This month I am doing something very different, and very rewarding. Palliative medicine. Most people get a glassy “What?” look to this term. Palliative literally means “Relieving or soothing the symptoms of a disease or disorder without effecting a cure” It is simply end of life care.
Friday was my first day on this service and it was a very full day. I was involved in two cases in the ICU of patients who were being taken off life support. One 80 year old woman was very alert and awake, but wanted to be off the breathing tube, knowing it meant her ultimate death. With her 4 grown children and grandchildren around we completed the process of taking the respirator away. She had a few hours to say goodbye to loved ones before she passed.
During the second pt’s extubation there was a stat page overhead to the oncology unit for our team. This was very unusual and unexpected. The palliative care nurse and I went rushing up to the oncology floor to the room with all the action. A crowd was gathered outside. We opened the door, not sure what to expect. The room was very dark, just a small light from the sink area. A young woman in her 40’s was lying in bed, unconscious. Her children surrounded the bed. A young blond 6 year old on his 13 year old sister’s lap, and both sat clasping mom’s right hand. Another young 9 year old boy sat on the bed grasping the left hand. Around the bed were about a dozen friends and family. The room was quit except for small sobs from the kids and the occasional gasping breath from the dying mother. In an instant I understood she was close to death.

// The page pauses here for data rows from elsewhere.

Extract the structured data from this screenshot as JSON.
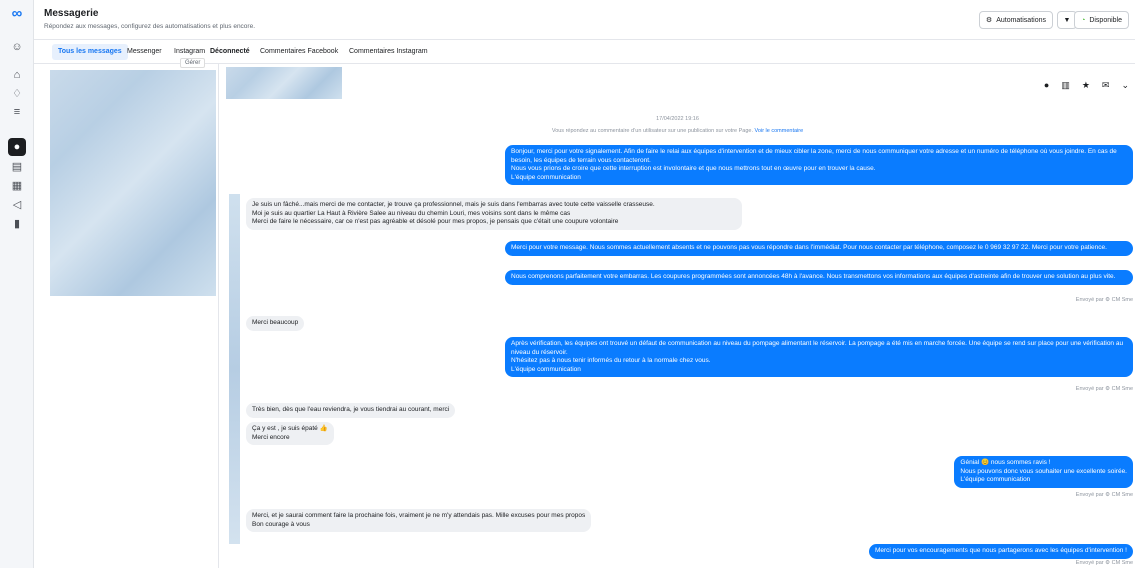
{
  "header": {
    "title": "Messagerie",
    "subtitle": "Répondez aux messages, configurez des automatisations et plus encore.",
    "automations_label": "Automatisations",
    "status_label": "Disponible"
  },
  "tabs": [
    {
      "label": "Tous les messages"
    },
    {
      "label": "Messenger"
    },
    {
      "label": "Instagram"
    },
    {
      "label": "Déconnecté"
    },
    {
      "label": "Commentaires Facebook"
    },
    {
      "label": "Commentaires Instagram"
    }
  ],
  "tooltip": "Gérer",
  "chat": {
    "timestamp": "17/04/2022 19:16",
    "notice": "Vous répondez au commentaire d’un utilisateur sur une publication sur votre Page.",
    "notice_link": "Voir le commentaire",
    "messages": [
      {
        "dir": "out",
        "text": "Bonjour, merci pour votre signalement. Afin de faire le relai aux équipes d'intervention et de mieux cibler la zone, merci de nous communiquer votre adresse et un numéro de téléphone où vous joindre. En cas de besoin, les équipes de terrain vous contacteront.\nNous vous prions de croire que cette interruption est involontaire et que nous mettrons tout en œuvre pour en trouver la cause.\nL'équipe communication"
      },
      {
        "dir": "in",
        "text": "Je suis un fâché...mais merci de me contacter, je trouve ça professionnel, mais je suis dans l'embarras avec toute cette vaisselle crasseuse.\nMoi je suis au quartier La Haut à Rivière Salee au niveau du chemin Louri, mes voisins sont dans le même cas\nMerci de faire le nécessaire, car ce n'est pas agréable et désolé pour mes propos, je pensais que c'était une coupure volontaire"
      },
      {
        "dir": "out",
        "text": "Merci pour votre message. Nous sommes actuellement absents et ne pouvons pas vous répondre dans l'immédiat. Pour nous contacter par téléphone, composez le 0 969 32 97 22. Merci pour votre patience."
      },
      {
        "dir": "out",
        "text": "Nous comprenons parfaitement votre embarras. Les coupures programmées sont annoncées 48h à l'avance. Nous transmettons vos informations aux équipes d'astreinte afin de trouver une solution au plus vite."
      },
      {
        "dir": "in",
        "text": "Merci beaucoup"
      },
      {
        "dir": "out",
        "text": "Après vérification, les équipes ont trouvé un défaut de communication au niveau du pompage alimentant le réservoir. La pompage a été mis en marche forcée. Une équipe se rend sur place pour une vérification au niveau du réservoir.\nN'hésitez pas à nous tenir informés du retour à la normale chez vous.\nL'équipe communication"
      },
      {
        "dir": "in",
        "text": "Très bien, dès que l'eau reviendra, je vous tiendrai au courant, merci"
      },
      {
        "dir": "in",
        "text": "Ça y est , je suis épaté 👍\nMerci encore"
      },
      {
        "dir": "out",
        "text": "Génial 😊 nous sommes ravis !\nNous pouvons donc vous souhaiter une excellente soirée.\nL'équipe communication"
      },
      {
        "dir": "in",
        "text": "Merci, et je saurai comment faire la prochaine fois, vraiment je ne m'y attendais pas. Mille excuses pour mes propos\nBon courage à vous"
      },
      {
        "dir": "out",
        "text": "Merci pour vos encouragements que nous partagerons avec les équipes d'intervention !"
      }
    ],
    "sent_by": "Envoyé par ⚙ CM Sme"
  }
}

The nurse shuttled us outside to whisper why we were stat paged to this room. “she’s likely to die any minute, and her kids suddenly thought they’d like to have a plaster mold of their mom’s hand to keep”. The palliative nurse nodded her head and said she had it taken care of, to just giver her a minute. She rushed off, and I went back in the room. The space between breaths was lengthening. The silence would often be pierced with the daughter shouting- “breath mom, c’mon, take another breath”. At one agonizing moment even the dying woman’s sister pitched in “You breath now sister, please, breath”. In no time the molds were there, and one by one we had each child take their mother’s hand and press it into the mold. While they did this, we told them how much their mother loved them and had them tell her goodbye. We stepped out to let them have the last moments alone, and solidified the hand print, something they can have with them always.

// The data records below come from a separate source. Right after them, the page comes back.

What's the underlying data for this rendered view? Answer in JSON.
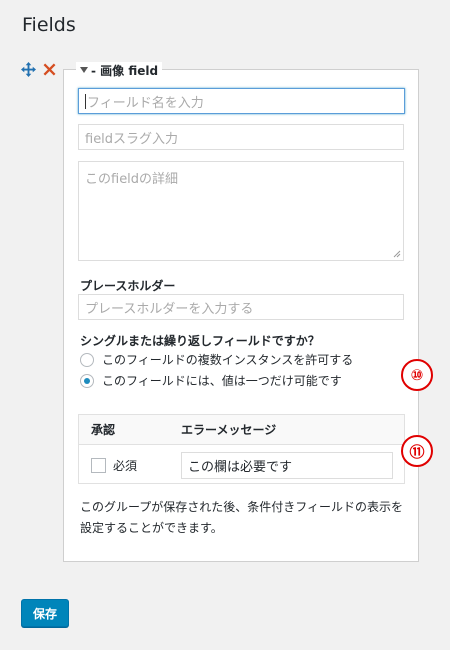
{
  "page": {
    "title": "Fields"
  },
  "field": {
    "legend": "- 画像 field",
    "name_placeholder": "フィールド名を入力",
    "slug_placeholder": "fieldスラグ入力",
    "description_placeholder": "このfieldの詳細",
    "placeholder_label": "プレースホルダー",
    "placeholder_placeholder": "プレースホルダーを入力する",
    "repeat_question": "シングルまたは繰り返しフィールドですか？",
    "repeat_options": [
      {
        "label": "このフィールドの複数インスタンスを許可する",
        "checked": false
      },
      {
        "label": "このフィールドには、値は一つだけ可能です",
        "checked": true
      }
    ],
    "validation": {
      "col_validation": "承認",
      "col_error": "エラーメッセージ",
      "required_label": "必須",
      "error_message": "この欄は必要です"
    },
    "note": "このグループが保存された後、条件付きフィールドの表示を設定することができます。"
  },
  "annotations": {
    "badge_10": "⑩",
    "badge_11": "⑪"
  },
  "actions": {
    "save_label": "保存"
  },
  "icons": {
    "move": "move-icon",
    "delete": "delete-icon",
    "toggle": "triangle-down-icon"
  },
  "colors": {
    "accent": "#0085ba",
    "delete": "#d54e21",
    "move": "#2271b1",
    "annotation": "#e00000"
  }
}
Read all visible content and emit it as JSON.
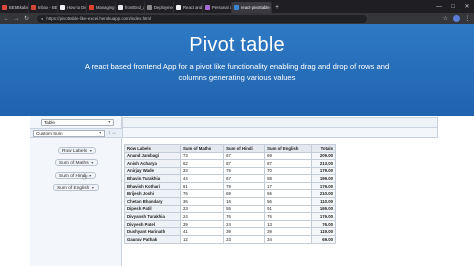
{
  "browser": {
    "tabs": [
      {
        "label": "BE5Bkaben3/6",
        "favicon": "#d9483b",
        "active": false
      },
      {
        "label": "Inbox - BE5...",
        "favicon": "#d44638",
        "active": false
      },
      {
        "label": "How to Deploy",
        "favicon": "#f1f1f1",
        "active": false
      },
      {
        "label": "Managing Dep",
        "favicon": "#e0422f",
        "active": false
      },
      {
        "label": "frontEnd_assign",
        "favicon": "#e8e8e8",
        "active": false
      },
      {
        "label": "Deployment",
        "favicon": "#8a8a8a",
        "active": false
      },
      {
        "label": "React and Redux",
        "favicon": "#f1f1f1",
        "active": false
      },
      {
        "label": "Personal app",
        "favicon": "#a66bd6",
        "active": false
      },
      {
        "label": "react-pivottable",
        "favicon": "#3a86d1",
        "active": true
      }
    ],
    "url": "https://pivottable-like-excel.herokuapp.com/index.html"
  },
  "hero": {
    "title": "Pivot table",
    "subtitle": "A react based frontend App for a pivot like functionality enabling drag and drop of rows and columns generating various values",
    "bg_color": "#2a72bd"
  },
  "pivot": {
    "renderer": "Table",
    "aggregator": "Custom Sum",
    "row_attrs": [
      "Row Labels",
      "Sum of Maths",
      "Sum of Hindi",
      "Sum of English"
    ],
    "table": {
      "headers": [
        "Row Labels",
        "Sum of Maths",
        "Sum of Hindi",
        "Sum of English",
        "Totals"
      ],
      "rows": [
        [
          "Anand Jambagi",
          "73",
          "67",
          "69",
          "209.00"
        ],
        [
          "Anish Acharya",
          "62",
          "87",
          "87",
          "213.00"
        ],
        [
          "Anirjay Wade",
          "33",
          "76",
          "70",
          "179.00"
        ],
        [
          "Bhavin Turakhia",
          "44",
          "67",
          "88",
          "199.00"
        ],
        [
          "Bhavish Kothari",
          "81",
          "79",
          "17",
          "176.00"
        ],
        [
          "Brijesh Joshi",
          "76",
          "69",
          "65",
          "210.00"
        ],
        [
          "Chetan Bhandary",
          "36",
          "18",
          "56",
          "110.00"
        ],
        [
          "Dipesh Patil",
          "23",
          "55",
          "91",
          "169.00"
        ],
        [
          "Divyansh Turakhia",
          "24",
          "76",
          "76",
          "176.00"
        ],
        [
          "Divyesh Patel",
          "39",
          "24",
          "13",
          "76.00"
        ],
        [
          "Dushyant Harinath",
          "41",
          "39",
          "39",
          "119.00"
        ],
        [
          "Gaurav Pathak",
          "12",
          "23",
          "34",
          "69.00"
        ]
      ]
    }
  }
}
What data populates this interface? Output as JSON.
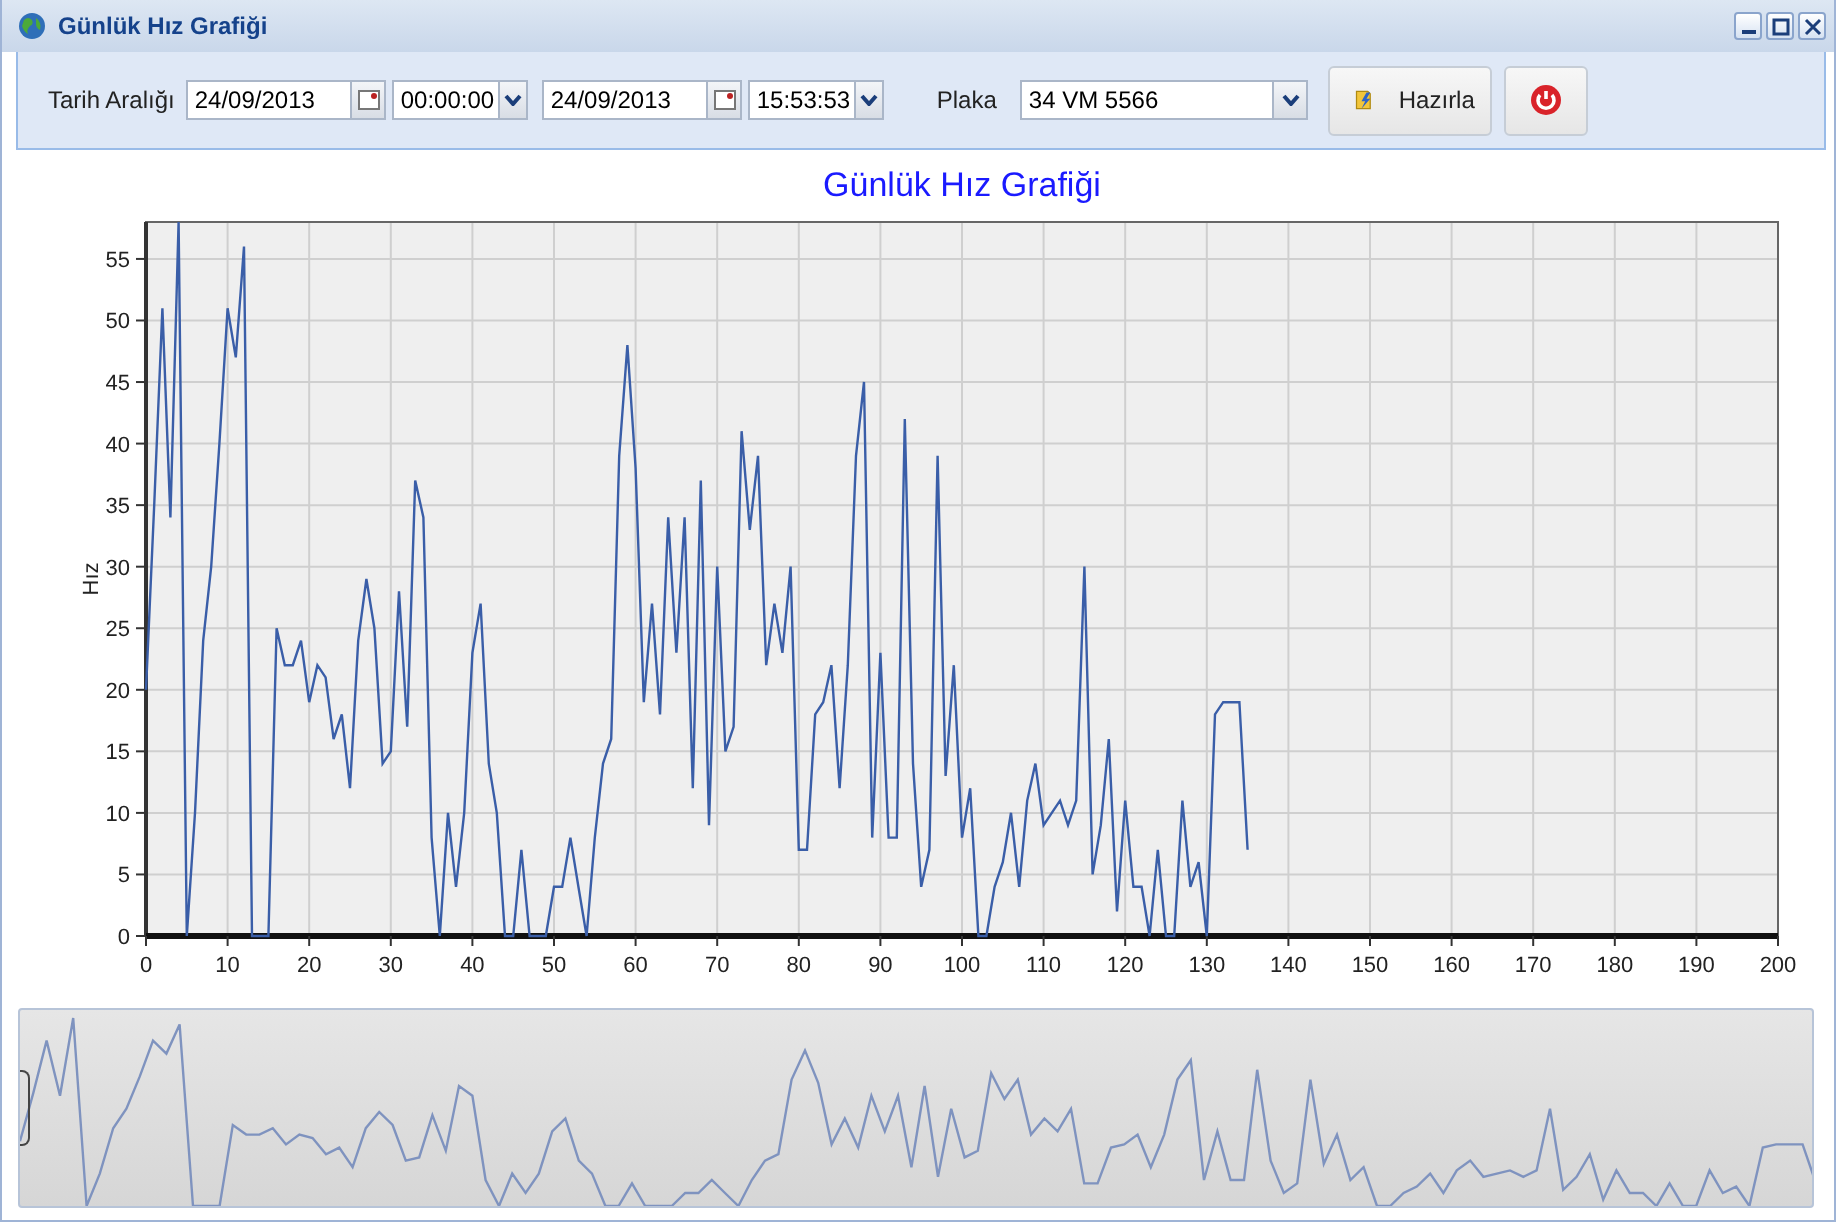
{
  "window": {
    "title": "Günlük Hız Grafiği"
  },
  "toolbar": {
    "range_label": "Tarih Aralığı",
    "start_date": "24/09/2013",
    "start_time": "00:00:00",
    "end_date": "24/09/2013",
    "end_time": "15:53:53",
    "plate_label": "Plaka",
    "plate": "34 VM 5566",
    "buttons": [
      {
        "kind": "prepare",
        "label": "Hazırla"
      },
      {
        "kind": "exit"
      }
    ]
  },
  "chart": {
    "chart_data": {
      "type": "line",
      "title": "Günlük Hız Grafiği",
      "ylabel": "Hız",
      "x": [
        0,
        1,
        2,
        3,
        4,
        5,
        6,
        7,
        8,
        9,
        10,
        11,
        12,
        13,
        14,
        15,
        16,
        17,
        18,
        19,
        20,
        21,
        22,
        23,
        24,
        25,
        26,
        27,
        28,
        29,
        30,
        31,
        32,
        33,
        34,
        35,
        36,
        37,
        38,
        39,
        40,
        41,
        42,
        43,
        44,
        45,
        46,
        47,
        48,
        49,
        50,
        51,
        52,
        53,
        54,
        55,
        56,
        57,
        58,
        59,
        60,
        61,
        62,
        63,
        64,
        65,
        66,
        67,
        68,
        69,
        70,
        71,
        72,
        73,
        74,
        75,
        76,
        77,
        78,
        79,
        80,
        81,
        82,
        83,
        84,
        85,
        86,
        87,
        88,
        89,
        90,
        91,
        92,
        93,
        94,
        95,
        96,
        97,
        98,
        99,
        100,
        101,
        102,
        103,
        104,
        105,
        106,
        107,
        108,
        109,
        110,
        111,
        112,
        113,
        114,
        115,
        116,
        117,
        118,
        119,
        120,
        121,
        122,
        123,
        124,
        125,
        126,
        127,
        128,
        129,
        130,
        131,
        132,
        133,
        134,
        135
      ],
      "series": [
        {
          "color": "#3a5ea8",
          "values": [
            20,
            35,
            51,
            34,
            58,
            0,
            10,
            24,
            30,
            40,
            51,
            47,
            56,
            0,
            0,
            0,
            25,
            22,
            22,
            24,
            19,
            22,
            21,
            16,
            18,
            12,
            24,
            29,
            25,
            14,
            15,
            28,
            17,
            37,
            34,
            8,
            0,
            10,
            4,
            10,
            23,
            27,
            14,
            10,
            0,
            0,
            7,
            0,
            0,
            0,
            4,
            4,
            8,
            4,
            0,
            8,
            14,
            16,
            39,
            48,
            38,
            19,
            27,
            18,
            34,
            23,
            34,
            12,
            37,
            9,
            30,
            15,
            17,
            41,
            33,
            39,
            22,
            27,
            23,
            30,
            7,
            7,
            18,
            19,
            22,
            12,
            22,
            39,
            45,
            8,
            23,
            8,
            8,
            42,
            14,
            4,
            7,
            39,
            13,
            22,
            8,
            12,
            0,
            0,
            4,
            6,
            10,
            4,
            11,
            14,
            9,
            10,
            11,
            9,
            11,
            30,
            5,
            9,
            16,
            2,
            11,
            4,
            4,
            0,
            7,
            0,
            0,
            11,
            4,
            6,
            0,
            18,
            19,
            19,
            19,
            7
          ]
        }
      ],
      "grid": true,
      "xlim": [
        0,
        200
      ],
      "ylim": [
        0,
        58
      ],
      "xticks": [
        0,
        10,
        20,
        30,
        40,
        50,
        60,
        70,
        80,
        90,
        100,
        110,
        120,
        130,
        140,
        150,
        160,
        170,
        180,
        190,
        200
      ],
      "yticks": [
        0,
        5,
        10,
        15,
        20,
        25,
        30,
        35,
        40,
        45,
        50,
        55
      ]
    }
  }
}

Although I was near and involved in 3 people’s deaths that first day, it was a very fulfilling day. Traditionally we as doctors have done well with making the process of coming into the world better. Of course the process of living is always being improved upon…it’s high time we look to the end, and attempt to make it as meaningful and comfortable as possible too!